“Columbia and the cops collaborated to brutalize my classmates in the dark for standing up for what is right. The mainstream media is currently lying about outside detractors and overblowing property damage in order to justify brutality and distract from their complicity in genocide. Just as they did in [the] civil rights movement, Black Lives Matter, and every other social movement for change,” Alwan said to a crowd including media, students, and protestors at CCNY. 


“To be clear the police caused far more property damage and physical endangerment than my classmates ever did.” Alwan was one of the students that Columbia was suspended for participating in Gaza Solidarity Encampment on April 18. 


Why does the distinction between “affiliates” of the university, and “non-affiliates,” matter? 


“In my mind it does not matter,” said Helen Benedict, a journalism professor at Columbia University and a journalist who covers social justice. (Benedict also taught the authors of this story.)


Benedict said the phrase of outside-agitators is inaccurate and characterizes students as “hapless pawns getting pushed around and it takes away from the autonomy and decision-making that intelligent, well-informed young people are making.” 


“I have been told that students have consulted people who practice de-escalation about how to run an orderly protest, how to organize themselves, how to stay safe, how to run a camp, so these are people who have the students’ best interests in mind and they are acting as more mature advisors.” But the problem with the phrase “outside-agitators,” Benedict added, is that it “suggests crazy, dangerous, radical types who are whipping up students to do dangerous illegal things.”


Benedict has been struck by how the student-run encampment was so organized and peaceful with its own library and teach-ins and everyone looking after each other.


She added that the same rhetoric of outsiders was used all the time in the 60s and early 70s when students protested against the Vietnam war in 1968.


The Gaza Solidarity Encampment are demanding financial transparency, complete divestment from companies that do business with the Israeli government, and amnesty for protesting students. Once negotiations deteriorated, the organizers of the encampment escalated their activism and occupied Hamilton Hall for 21 hours before law enforcement stormed in. The organizers renamed the building Hind’s Hall, after the six-year-old Palestinian girl Hind Rajab who was killed in the ongoing war in Gaza. 


A total of 109 protesters inside and outside Hamilton Hall were arrested by the NYPD on April 30. 


“The occupiers violated various University policies, but more importantly, they broke the law. Actions have consequences,” Chang, the university spokesperson, said on May 2. 

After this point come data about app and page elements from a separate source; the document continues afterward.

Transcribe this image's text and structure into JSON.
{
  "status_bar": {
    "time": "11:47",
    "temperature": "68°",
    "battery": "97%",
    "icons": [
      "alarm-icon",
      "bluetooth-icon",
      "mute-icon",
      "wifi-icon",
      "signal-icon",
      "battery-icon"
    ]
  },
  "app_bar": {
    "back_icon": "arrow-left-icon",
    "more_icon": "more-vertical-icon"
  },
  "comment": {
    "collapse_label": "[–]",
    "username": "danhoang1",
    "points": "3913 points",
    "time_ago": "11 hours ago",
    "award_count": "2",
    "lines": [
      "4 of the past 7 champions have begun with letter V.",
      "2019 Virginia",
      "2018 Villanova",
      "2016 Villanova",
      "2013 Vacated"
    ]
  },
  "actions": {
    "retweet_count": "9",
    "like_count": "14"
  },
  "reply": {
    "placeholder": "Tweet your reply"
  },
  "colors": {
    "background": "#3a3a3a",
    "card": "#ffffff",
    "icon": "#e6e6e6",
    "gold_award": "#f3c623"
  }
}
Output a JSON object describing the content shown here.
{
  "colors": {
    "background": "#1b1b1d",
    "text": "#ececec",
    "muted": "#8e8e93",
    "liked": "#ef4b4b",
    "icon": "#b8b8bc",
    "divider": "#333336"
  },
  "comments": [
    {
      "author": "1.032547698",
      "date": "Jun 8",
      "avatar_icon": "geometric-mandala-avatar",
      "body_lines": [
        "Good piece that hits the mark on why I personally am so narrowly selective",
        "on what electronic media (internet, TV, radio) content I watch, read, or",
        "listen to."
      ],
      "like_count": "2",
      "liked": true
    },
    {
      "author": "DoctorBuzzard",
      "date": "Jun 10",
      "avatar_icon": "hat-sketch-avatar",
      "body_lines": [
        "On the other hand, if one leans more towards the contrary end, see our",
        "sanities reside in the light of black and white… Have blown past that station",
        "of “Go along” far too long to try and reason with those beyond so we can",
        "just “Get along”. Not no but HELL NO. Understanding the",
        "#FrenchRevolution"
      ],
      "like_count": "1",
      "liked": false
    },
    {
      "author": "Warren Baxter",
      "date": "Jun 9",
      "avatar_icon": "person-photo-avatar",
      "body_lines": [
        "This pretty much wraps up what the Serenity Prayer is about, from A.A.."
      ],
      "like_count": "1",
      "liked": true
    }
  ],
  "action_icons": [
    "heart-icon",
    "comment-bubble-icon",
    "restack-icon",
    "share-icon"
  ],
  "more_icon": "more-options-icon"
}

About the author(s)

Subeksha Poudel is a freelance journalist who covers social justice, aging, and climate change in New York.

Katrina Ventura is a data journalist based in New York who covers politics, justice, and online disinformation.